Dr Hamish Meldrum, chairman of the British Medical Association’s GP's committee, has sent a strong warning to the incoming Prime Minister Gordon Brown that the flagship target of treating patients on the National Health Service within 18 weeks by the end of 2008 will fail unless certain obstacles are dealt with first.

Figures just released by the Department of Health show that the number of patients currently receiving treatment within the 18-week timeframe has risen to 48%, a year and a half ahead of schedule.

But, in his keynote speech today to the 2007 Local Medical Committees Conference in London, Dr Meldrum said: “Getting the other 52% of patients treated within 18 weeks is going to be much harder work - it’s always the easier ones first. All doctors want to see this become a reality for all patients.”

“We want to see it work,” he stressed, but warned of “wreckage” that could “sink the ship - referral management centres that ration healthcare, choose and book that doesn’t work, practice-based commissioning blocked at every turn, the junior doctor training fiasco and, affecting everything, the grinding year-on-year cuts that prevent investing to improve.”

A ‘difficult’ year

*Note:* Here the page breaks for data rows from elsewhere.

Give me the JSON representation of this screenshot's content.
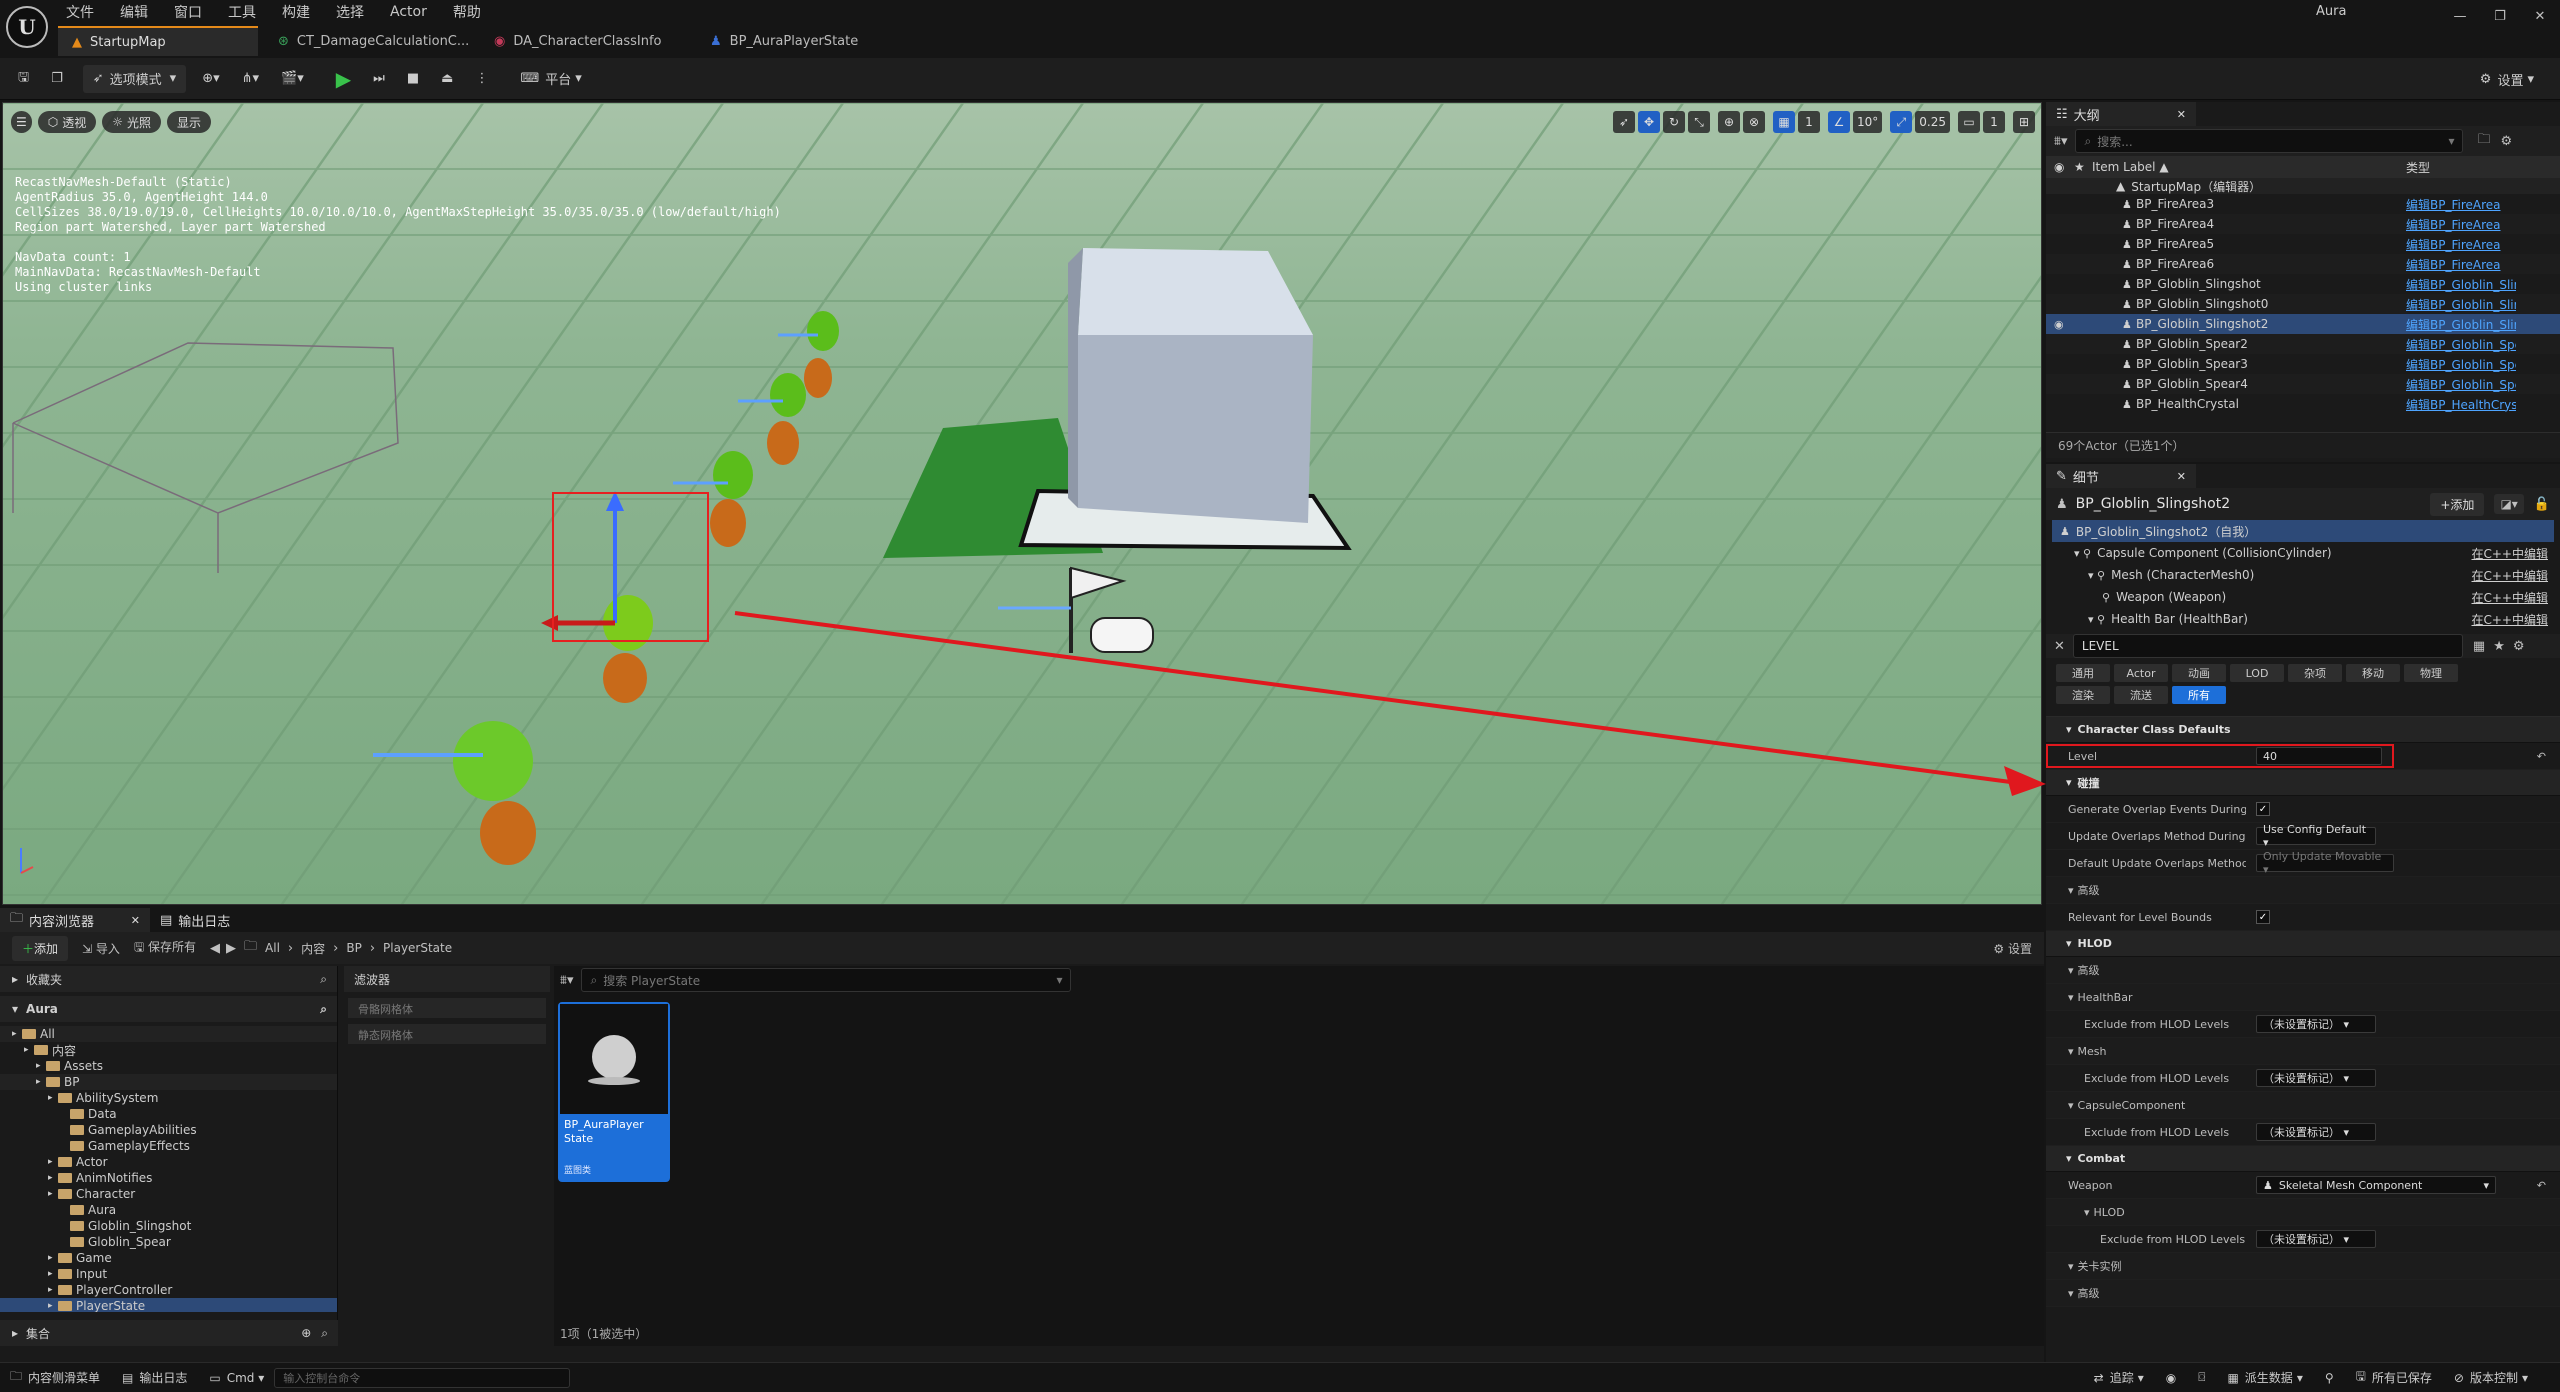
{
  "app": {
    "logo_text": "U",
    "user": "Aura"
  },
  "menu": [
    "文件",
    "编辑",
    "窗口",
    "工具",
    "构建",
    "选择",
    "Actor",
    "帮助"
  ],
  "window_controls": {
    "minimize": "—",
    "maximize": "❐",
    "close": "✕"
  },
  "tabs": [
    {
      "label": "StartupMap",
      "active": true
    },
    {
      "label": "CT_DamageCalculationC...",
      "active": false
    },
    {
      "label": "DA_CharacterClassInfo",
      "active": false
    },
    {
      "label": "BP_AuraPlayerState",
      "active": false
    }
  ],
  "toolbar": {
    "mode": "选项模式",
    "platform": "平台",
    "settings": "设置"
  },
  "viewport": {
    "buttons": [
      "透视",
      "光照",
      "显示"
    ],
    "snap_grid": "1",
    "snap_angle": "10°",
    "snap_scale": "0.25",
    "camera_speed": "1",
    "nav_info": "RecastNavMesh-Default (Static)\nAgentRadius 35.0, AgentHeight 144.0\nCellSizes 38.0/19.0/19.0, CellHeights 10.0/10.0/10.0, AgentMaxStepHeight 35.0/35.0/35.0 (low/default/high)\nRegion part Watershed, Layer part Watershed\n\nNavData count: 1\nMainNavData: RecastNavMesh-Default\nUsing cluster links"
  },
  "outliner": {
    "tab": "大纲",
    "search_placeholder": "搜索...",
    "col_label": "Item Label ▲",
    "col_type": "类型",
    "root": "StartupMap（编辑器）",
    "rows": [
      {
        "label": "BP_FireArea3",
        "type": "编辑BP_FireArea"
      },
      {
        "label": "BP_FireArea4",
        "type": "编辑BP_FireArea"
      },
      {
        "label": "BP_FireArea5",
        "type": "编辑BP_FireArea"
      },
      {
        "label": "BP_FireArea6",
        "type": "编辑BP_FireArea"
      },
      {
        "label": "BP_Globlin_Slingshot",
        "type": "编辑BP_Globlin_Sling"
      },
      {
        "label": "BP_Globlin_Slingshot0",
        "type": "编辑BP_Globlin_Sling"
      },
      {
        "label": "BP_Globlin_Slingshot2",
        "type": "编辑BP_Globlin_Sling"
      },
      {
        "label": "BP_Globlin_Spear2",
        "type": "编辑BP_Globlin_Spe"
      },
      {
        "label": "BP_Globlin_Spear3",
        "type": "编辑BP_Globlin_Spe"
      },
      {
        "label": "BP_Globlin_Spear4",
        "type": "编辑BP_Globlin_Spe"
      },
      {
        "label": "BP_HealthCrystal",
        "type": "编辑BP_HealthCryst"
      }
    ],
    "count": "69个Actor（已选1个）"
  },
  "details": {
    "tab": "细节",
    "actor_name": "BP_Globlin_Slingshot2",
    "add_button": "+添加",
    "components": [
      {
        "label": "BP_Globlin_Slingshot2（自我）",
        "edit": "",
        "indent": 0
      },
      {
        "label": "Capsule Component (CollisionCylinder)",
        "edit": "在C++中编辑",
        "indent": 1
      },
      {
        "label": "Mesh (CharacterMesh0)",
        "edit": "在C++中编辑",
        "indent": 2
      },
      {
        "label": "Weapon (Weapon)",
        "edit": "在C++中编辑",
        "indent": 3
      },
      {
        "label": "Health Bar (HealthBar)",
        "edit": "在C++中编辑",
        "indent": 2
      }
    ],
    "search_value": "LEVEL",
    "categories": [
      "通用",
      "Actor",
      "动画",
      "LOD",
      "杂项",
      "移动",
      "物理",
      "渲染",
      "流送",
      "所有"
    ],
    "sections": [
      {
        "type": "section",
        "label": "Character Class Defaults"
      },
      {
        "type": "prop",
        "label": "Level",
        "value": "40",
        "kind": "input",
        "highlight": true
      },
      {
        "type": "section",
        "label": "碰撞"
      },
      {
        "type": "prop",
        "label": "Generate Overlap Events During...",
        "kind": "check",
        "value": "✓"
      },
      {
        "type": "prop",
        "label": "Update Overlaps Method During...",
        "kind": "dropdown",
        "value": "Use Config Default ▾"
      },
      {
        "type": "prop",
        "label": "Default Update Overlaps Method...",
        "kind": "dropdown-disabled",
        "value": "Only Update Movable ▾"
      },
      {
        "type": "sub",
        "label": "高级"
      },
      {
        "type": "prop",
        "label": "Relevant for Level Bounds",
        "kind": "check",
        "value": "✓"
      },
      {
        "type": "section",
        "label": "HLOD"
      },
      {
        "type": "sub",
        "label": "高级"
      },
      {
        "type": "sub",
        "label": "HealthBar"
      },
      {
        "type": "prop",
        "label": "Exclude from HLOD Levels",
        "kind": "dropdown",
        "value": "（未设置标记） ▾",
        "indent": 1
      },
      {
        "type": "sub",
        "label": "Mesh"
      },
      {
        "type": "prop",
        "label": "Exclude from HLOD Levels",
        "kind": "dropdown",
        "value": "（未设置标记） ▾",
        "indent": 1
      },
      {
        "type": "sub",
        "label": "CapsuleComponent"
      },
      {
        "type": "prop",
        "label": "Exclude from HLOD Levels",
        "kind": "dropdown",
        "value": "（未设置标记） ▾",
        "indent": 1
      },
      {
        "type": "section",
        "label": "Combat"
      },
      {
        "type": "prop",
        "label": "Weapon",
        "kind": "dropdown-wide",
        "value": "Skeletal Mesh Component"
      },
      {
        "type": "sub",
        "label": "HLOD",
        "indent": 1
      },
      {
        "type": "prop",
        "label": "Exclude from HLOD Levels",
        "kind": "dropdown",
        "value": "（未设置标记） ▾",
        "indent": 2
      },
      {
        "type": "sub",
        "label": "关卡实例"
      },
      {
        "type": "sub",
        "label": "高级"
      }
    ]
  },
  "content_browser": {
    "tab": "内容浏览器",
    "tab2": "输出日志",
    "add": "添加",
    "import": "导入",
    "save_all": "保存所有",
    "path": [
      "All",
      "内容",
      "BP",
      "PlayerState"
    ],
    "settings": "设置",
    "favorites": "收藏夹",
    "project": "Aura",
    "filters_label": "滤波器",
    "filters": [
      "骨骼网格体",
      "静态网格体"
    ],
    "search_placeholder": "搜索 PlayerState",
    "tree": [
      {
        "label": "All",
        "depth": 0
      },
      {
        "label": "内容",
        "depth": 1
      },
      {
        "label": "Assets",
        "depth": 2
      },
      {
        "label": "BP",
        "depth": 2
      },
      {
        "label": "AbilitySystem",
        "depth": 3
      },
      {
        "label": "Data",
        "depth": 4
      },
      {
        "label": "GameplayAbilities",
        "depth": 4
      },
      {
        "label": "GameplayEffects",
        "depth": 4
      },
      {
        "label": "Actor",
        "depth": 3
      },
      {
        "label": "AnimNotifies",
        "depth": 3
      },
      {
        "label": "Character",
        "depth": 3
      },
      {
        "label": "Aura",
        "depth": 4
      },
      {
        "label": "Globlin_Slingshot",
        "depth": 4
      },
      {
        "label": "Globlin_Spear",
        "depth": 4
      },
      {
        "label": "Game",
        "depth": 3
      },
      {
        "label": "Input",
        "depth": 3
      },
      {
        "label": "PlayerController",
        "depth": 3
      },
      {
        "label": "PlayerState",
        "depth": 3
      }
    ],
    "collections": "集合",
    "asset": {
      "name": "BP_AuraPlayer State",
      "type": "蓝图类"
    },
    "count": "1项（1被选中）"
  },
  "statusbar": {
    "drawer": "内容侧滑菜单",
    "log": "输出日志",
    "cmd": "Cmd ▾",
    "console_placeholder": "输入控制台命令",
    "trace": "追踪",
    "derived": "派生数据",
    "saved": "所有已保存",
    "revision": "版本控制"
  }
}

Dr Meldrum went on to condemn the substantial changes the NHS has had to cope with over the last 12 months, and pointed out that significant challenges still lie ahead. “All these changes have not been good news for the Secretary of State, not good news for doctors and they don’t seem to be good news for patients. And to add to the litany of problems we have the extreme measures that many PCTs have taken to try to save their own necks and [Health Secretary Patricia Hewitt’s] job. Delayed operations and outpatient appointments, redundancies amongst staff, ward closures and the slashing of training budgets. No wonder so many doctors and patients alike have lost confidence in this government’s disastrous management of the NHS,” he argued.

“So many of these changes are not changes for the better. The avalanches of unnecessary bureaucracy, the dogma-driven rush to privatise the NHS, the corruptive aspects of the internal market - no wonder there is anger and despair. But the values that we hold dear, that are the essence of general practice, remain constant and unchanging.”

And in a frank warning to the chancellor, he said: “Doctors are prepared to crew your flagship Gordon - but only if you work with us, get the minesweepers out and remove the obstacles in our way.”